▶ [Activity]:
Your response should match the records line for line.

▶ [Material provided]:
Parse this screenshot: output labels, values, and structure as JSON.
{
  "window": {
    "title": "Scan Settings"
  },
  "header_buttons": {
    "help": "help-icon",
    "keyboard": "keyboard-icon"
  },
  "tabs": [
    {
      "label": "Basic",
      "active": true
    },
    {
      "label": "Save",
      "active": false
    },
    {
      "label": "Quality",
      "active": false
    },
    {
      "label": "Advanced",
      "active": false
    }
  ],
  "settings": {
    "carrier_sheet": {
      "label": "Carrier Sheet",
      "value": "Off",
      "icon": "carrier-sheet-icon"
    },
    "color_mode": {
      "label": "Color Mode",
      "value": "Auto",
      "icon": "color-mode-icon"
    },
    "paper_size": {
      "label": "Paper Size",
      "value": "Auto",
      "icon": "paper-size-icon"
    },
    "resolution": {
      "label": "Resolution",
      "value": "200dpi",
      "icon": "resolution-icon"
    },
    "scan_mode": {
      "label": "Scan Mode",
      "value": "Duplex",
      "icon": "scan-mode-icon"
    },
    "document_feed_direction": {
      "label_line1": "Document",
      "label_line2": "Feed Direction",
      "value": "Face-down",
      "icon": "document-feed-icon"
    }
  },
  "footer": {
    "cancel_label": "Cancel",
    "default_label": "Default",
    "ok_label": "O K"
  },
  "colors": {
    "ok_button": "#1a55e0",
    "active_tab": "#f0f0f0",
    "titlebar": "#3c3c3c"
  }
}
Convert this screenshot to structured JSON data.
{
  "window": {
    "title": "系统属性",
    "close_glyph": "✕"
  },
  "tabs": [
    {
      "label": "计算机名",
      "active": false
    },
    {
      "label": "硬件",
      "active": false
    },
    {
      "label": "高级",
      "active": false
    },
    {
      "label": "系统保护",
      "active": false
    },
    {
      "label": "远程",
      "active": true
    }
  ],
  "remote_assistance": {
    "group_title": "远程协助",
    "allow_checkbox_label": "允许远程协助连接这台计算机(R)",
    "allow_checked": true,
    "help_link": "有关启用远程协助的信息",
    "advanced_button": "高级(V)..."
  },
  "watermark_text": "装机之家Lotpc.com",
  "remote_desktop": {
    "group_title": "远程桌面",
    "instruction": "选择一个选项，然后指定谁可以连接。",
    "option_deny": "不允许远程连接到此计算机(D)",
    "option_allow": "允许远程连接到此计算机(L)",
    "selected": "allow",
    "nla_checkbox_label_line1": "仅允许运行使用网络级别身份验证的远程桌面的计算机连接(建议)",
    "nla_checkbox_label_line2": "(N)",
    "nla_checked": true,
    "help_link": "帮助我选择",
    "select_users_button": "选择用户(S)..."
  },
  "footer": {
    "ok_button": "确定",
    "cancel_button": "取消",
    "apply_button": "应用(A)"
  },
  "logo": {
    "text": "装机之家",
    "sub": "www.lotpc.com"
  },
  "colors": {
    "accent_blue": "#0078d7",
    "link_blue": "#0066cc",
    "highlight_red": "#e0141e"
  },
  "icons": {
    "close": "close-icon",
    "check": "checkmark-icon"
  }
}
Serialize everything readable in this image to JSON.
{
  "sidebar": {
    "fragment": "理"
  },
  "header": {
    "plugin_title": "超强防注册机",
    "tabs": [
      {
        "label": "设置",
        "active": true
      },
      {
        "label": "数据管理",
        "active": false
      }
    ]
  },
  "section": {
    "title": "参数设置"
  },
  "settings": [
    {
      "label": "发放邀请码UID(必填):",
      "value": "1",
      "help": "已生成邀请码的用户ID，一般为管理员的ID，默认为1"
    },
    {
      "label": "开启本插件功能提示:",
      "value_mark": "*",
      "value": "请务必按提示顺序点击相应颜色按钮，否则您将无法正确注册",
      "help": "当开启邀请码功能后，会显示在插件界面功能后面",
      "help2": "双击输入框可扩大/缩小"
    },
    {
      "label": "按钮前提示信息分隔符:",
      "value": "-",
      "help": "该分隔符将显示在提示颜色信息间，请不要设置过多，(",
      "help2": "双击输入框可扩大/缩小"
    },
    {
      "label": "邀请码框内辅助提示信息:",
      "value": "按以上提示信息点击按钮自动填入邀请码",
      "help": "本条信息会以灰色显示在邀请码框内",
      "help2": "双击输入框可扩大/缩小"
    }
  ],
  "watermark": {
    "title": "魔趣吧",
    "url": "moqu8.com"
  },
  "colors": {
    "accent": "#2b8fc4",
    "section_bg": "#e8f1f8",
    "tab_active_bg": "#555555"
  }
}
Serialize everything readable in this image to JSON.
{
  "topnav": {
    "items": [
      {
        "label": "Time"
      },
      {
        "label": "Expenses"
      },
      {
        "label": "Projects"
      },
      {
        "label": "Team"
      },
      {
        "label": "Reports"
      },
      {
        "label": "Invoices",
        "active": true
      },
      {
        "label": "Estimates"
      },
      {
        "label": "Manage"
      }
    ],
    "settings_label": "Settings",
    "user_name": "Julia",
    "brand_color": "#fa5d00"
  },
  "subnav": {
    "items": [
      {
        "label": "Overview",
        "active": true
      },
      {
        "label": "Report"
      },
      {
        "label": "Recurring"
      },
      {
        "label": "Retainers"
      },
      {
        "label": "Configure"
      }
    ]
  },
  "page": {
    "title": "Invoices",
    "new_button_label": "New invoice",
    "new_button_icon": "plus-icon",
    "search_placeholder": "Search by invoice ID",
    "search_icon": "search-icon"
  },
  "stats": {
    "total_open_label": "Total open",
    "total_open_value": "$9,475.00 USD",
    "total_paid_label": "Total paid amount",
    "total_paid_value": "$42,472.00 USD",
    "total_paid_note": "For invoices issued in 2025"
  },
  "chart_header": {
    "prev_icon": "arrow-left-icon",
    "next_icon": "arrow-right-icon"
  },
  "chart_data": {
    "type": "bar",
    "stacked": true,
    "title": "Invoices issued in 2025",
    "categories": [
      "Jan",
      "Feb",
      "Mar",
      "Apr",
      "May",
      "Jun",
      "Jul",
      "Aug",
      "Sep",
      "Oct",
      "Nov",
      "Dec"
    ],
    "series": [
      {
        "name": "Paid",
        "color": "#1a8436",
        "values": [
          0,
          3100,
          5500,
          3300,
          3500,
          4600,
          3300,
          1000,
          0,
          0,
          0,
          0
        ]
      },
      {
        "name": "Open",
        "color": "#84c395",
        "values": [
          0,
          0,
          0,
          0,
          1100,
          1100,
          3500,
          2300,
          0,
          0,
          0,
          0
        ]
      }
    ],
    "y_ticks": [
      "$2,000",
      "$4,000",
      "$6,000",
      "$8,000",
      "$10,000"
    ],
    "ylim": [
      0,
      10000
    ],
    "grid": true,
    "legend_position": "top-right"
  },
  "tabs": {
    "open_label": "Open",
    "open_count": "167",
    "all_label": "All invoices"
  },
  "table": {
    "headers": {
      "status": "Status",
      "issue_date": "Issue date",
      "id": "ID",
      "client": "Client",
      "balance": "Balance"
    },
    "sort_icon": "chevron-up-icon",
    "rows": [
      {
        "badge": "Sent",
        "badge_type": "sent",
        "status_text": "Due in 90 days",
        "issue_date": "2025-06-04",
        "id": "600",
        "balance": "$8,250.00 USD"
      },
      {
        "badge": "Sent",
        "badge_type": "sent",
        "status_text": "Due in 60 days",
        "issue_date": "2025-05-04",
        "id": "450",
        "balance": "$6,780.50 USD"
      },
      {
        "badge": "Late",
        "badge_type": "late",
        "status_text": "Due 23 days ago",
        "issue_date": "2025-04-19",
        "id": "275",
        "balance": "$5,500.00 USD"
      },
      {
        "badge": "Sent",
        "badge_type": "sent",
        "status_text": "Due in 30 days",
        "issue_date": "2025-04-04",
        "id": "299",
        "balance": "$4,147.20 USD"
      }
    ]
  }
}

▶ [Task response]:
Parse this screenshot: output labels, values, and structure as JSON.
{
  "window": {
    "title": "Scan Settings"
  },
  "header_buttons": {
    "help": "help-icon",
    "keyboard": "keyboard-icon"
  },
  "tabs": [
    {
      "label": "Basic",
      "active": true
    },
    {
      "label": "Save",
      "active": false
    },
    {
      "label": "Quality",
      "active": false
    },
    {
      "label": "Advanced",
      "active": false
    }
  ],
  "settings": {
    "carrier_sheet": {
      "label": "Carrier Sheet",
      "value": "Off",
      "icon": "carrier-sheet-icon"
    },
    "color_mode": {
      "label": "Color Mode",
      "value": "Auto",
      "icon": "color-mode-icon"
    },
    "paper_size": {
      "label": "Paper Size",
      "value": "Auto",
      "icon": "paper-size-icon"
    },
    "resolution": {
      "label": "Resolution",
      "value": "200dpi",
      "icon": "resolution-icon"
    },
    "scan_mode": {
      "label": "Scan Mode",
      "value": "Duplex",
      "icon": "scan-mode-icon"
    },
    "document_feed_direction": {
      "label_line1": "Document",
      "label_line2": "Feed Direction",
      "value": "Face-down",
      "icon": "document-feed-icon"
    }
  },
  "footer": {
    "cancel_label": "Cancel",
    "default_label": "Default",
    "ok_label": "O K"
  },
  "colors": {
    "ok_button": "#1a55e0",
    "active_tab": "#f0f0f0",
    "titlebar": "#3c3c3c"
  }
}
Convert this screenshot to structured JSON data.
{
  "window": {
    "title": "系统属性",
    "close_glyph": "✕"
  },
  "tabs": [
    {
      "label": "计算机名",
      "active": false
    },
    {
      "label": "硬件",
      "active": false
    },
    {
      "label": "高级",
      "active": false
    },
    {
      "label": "系统保护",
      "active": false
    },
    {
      "label": "远程",
      "active": true
    }
  ],
  "remote_assistance": {
    "group_title": "远程协助",
    "allow_checkbox_label": "允许远程协助连接这台计算机(R)",
    "allow_checked": true,
    "help_link": "有关启用远程协助的信息",
    "advanced_button": "高级(V)..."
  },
  "watermark_text": "装机之家Lotpc.com",
  "remote_desktop": {
    "group_title": "远程桌面",
    "instruction": "选择一个选项，然后指定谁可以连接。",
    "option_deny": "不允许远程连接到此计算机(D)",
    "option_allow": "允许远程连接到此计算机(L)",
    "selected": "allow",
    "nla_checkbox_label_line1": "仅允许运行使用网络级别身份验证的远程桌面的计算机连接(建议)",
    "nla_checkbox_label_line2": "(N)",
    "nla_checked": true,
    "help_link": "帮助我选择",
    "select_users_button": "选择用户(S)..."
  },
  "footer": {
    "ok_button": "确定",
    "cancel_button": "取消",
    "apply_button": "应用(A)"
  },
  "logo": {
    "text": "装机之家",
    "sub": "www.lotpc.com"
  },
  "colors": {
    "accent_blue": "#0078d7",
    "link_blue": "#0066cc",
    "highlight_red": "#e0141e"
  },
  "icons": {
    "close": "close-icon",
    "check": "checkmark-icon"
  }
}
Serialize everything readable in this image to JSON.
{
  "sidebar": {
    "fragment": "理"
  },
  "header": {
    "plugin_title": "超强防注册机",
    "tabs": [
      {
        "label": "设置",
        "active": true
      },
      {
        "label": "数据管理",
        "active": false
      }
    ]
  },
  "section": {
    "title": "参数设置"
  },
  "settings": [
    {
      "label": "发放邀请码UID(必填):",
      "value": "1",
      "help": "已生成邀请码的用户ID，一般为管理员的ID，默认为1"
    },
    {
      "label": "开启本插件功能提示:",
      "value_mark": "*",
      "value": "请务必按提示顺序点击相应颜色按钮，否则您将无法正确注册",
      "help": "当开启邀请码功能后，会显示在插件界面功能后面",
      "help2": "双击输入框可扩大/缩小"
    },
    {
      "label": "按钮前提示信息分隔符:",
      "value": "-",
      "help": "该分隔符将显示在提示颜色信息间，请不要设置过多，(",
      "help2": "双击输入框可扩大/缩小"
    },
    {
      "label": "邀请码框内辅助提示信息:",
      "value": "按以上提示信息点击按钮自动填入邀请码",
      "help": "本条信息会以灰色显示在邀请码框内",
      "help2": "双击输入框可扩大/缩小"
    }
  ],
  "watermark": {
    "title": "魔趣吧",
    "url": "moqu8.com"
  },
  "colors": {
    "accent": "#2b8fc4",
    "section_bg": "#e8f1f8",
    "tab_active_bg": "#555555"
  }
}
Serialize everything readable in this image to JSON.
{
  "topnav": {
    "items": [
      {
        "label": "Time"
      },
      {
        "label": "Expenses"
      },
      {
        "label": "Projects"
      },
      {
        "label": "Team"
      },
      {
        "label": "Reports"
      },
      {
        "label": "Invoices",
        "active": true
      },
      {
        "label": "Estimates"
      },
      {
        "label": "Manage"
      }
    ],
    "settings_label": "Settings",
    "user_name": "Julia",
    "brand_color": "#fa5d00"
  },
  "subnav": {
    "items": [
      {
        "label": "Overview",
        "active": true
      },
      {
        "label": "Report"
      },
      {
        "label": "Recurring"
      },
      {
        "label": "Retainers"
      },
      {
        "label": "Configure"
      }
    ]
  },
  "page": {
    "title": "Invoices",
    "new_button_label": "New invoice",
    "new_button_icon": "plus-icon",
    "search_placeholder": "Search by invoice ID",
    "search_icon": "search-icon"
  },
  "stats": {
    "total_open_label": "Total open",
    "total_open_value": "$9,475.00 USD",
    "total_paid_label": "Total paid amount",
    "total_paid_value": "$42,472.00 USD",
    "total_paid_note": "For invoices issued in 2025"
  },
  "chart_header": {
    "prev_icon": "arrow-left-icon",
    "next_icon": "arrow-right-icon"
  },
  "chart_data": {
    "type": "bar",
    "stacked": true,
    "title": "Invoices issued in 2025",
    "categories": [
      "Jan",
      "Feb",
      "Mar",
      "Apr",
      "May",
      "Jun",
      "Jul",
      "Aug",
      "Sep",
      "Oct",
      "Nov",
      "Dec"
    ],
    "series": [
      {
        "name": "Paid",
        "color": "#1a8436",
        "values": [
          0,
          3100,
          5500,
          3300,
          3500,
          4600,
          3300,
          1000,
          0,
          0,
          0,
          0
        ]
      },
      {
        "name": "Open",
        "color": "#84c395",
        "values": [
          0,
          0,
          0,
          0,
          1100,
          1100,
          3500,
          2300,
          0,
          0,
          0,
          0
        ]
      }
    ],
    "y_ticks": [
      "$2,000",
      "$4,000",
      "$6,000",
      "$8,000",
      "$10,000"
    ],
    "ylim": [
      0,
      10000
    ],
    "grid": true,
    "legend_position": "top-right"
  },
  "tabs": {
    "open_label": "Open",
    "open_count": "167",
    "all_label": "All invoices"
  },
  "table": {
    "headers": {
      "status": "Status",
      "issue_date": "Issue date",
      "id": "ID",
      "client": "Client",
      "balance": "Balance"
    },
    "sort_icon": "chevron-up-icon",
    "rows": [
      {
        "badge": "Sent",
        "badge_type": "sent",
        "status_text": "Due in 90 days",
        "issue_date": "2025-06-04",
        "id": "600",
        "balance": "$8,250.00 USD"
      },
      {
        "badge": "Sent",
        "badge_type": "sent",
        "status_text": "Due in 60 days",
        "issue_date": "2025-05-04",
        "id": "450",
        "balance": "$6,780.50 USD"
      },
      {
        "badge": "Late",
        "badge_type": "late",
        "status_text": "Due 23 days ago",
        "issue_date": "2025-04-19",
        "id": "275",
        "balance": "$5,500.00 USD"
      },
      {
        "badge": "Sent",
        "badge_type": "sent",
        "status_text": "Due in 30 days",
        "issue_date": "2025-04-04",
        "id": "299",
        "balance": "$4,147.20 USD"
      }
    ]
  }
}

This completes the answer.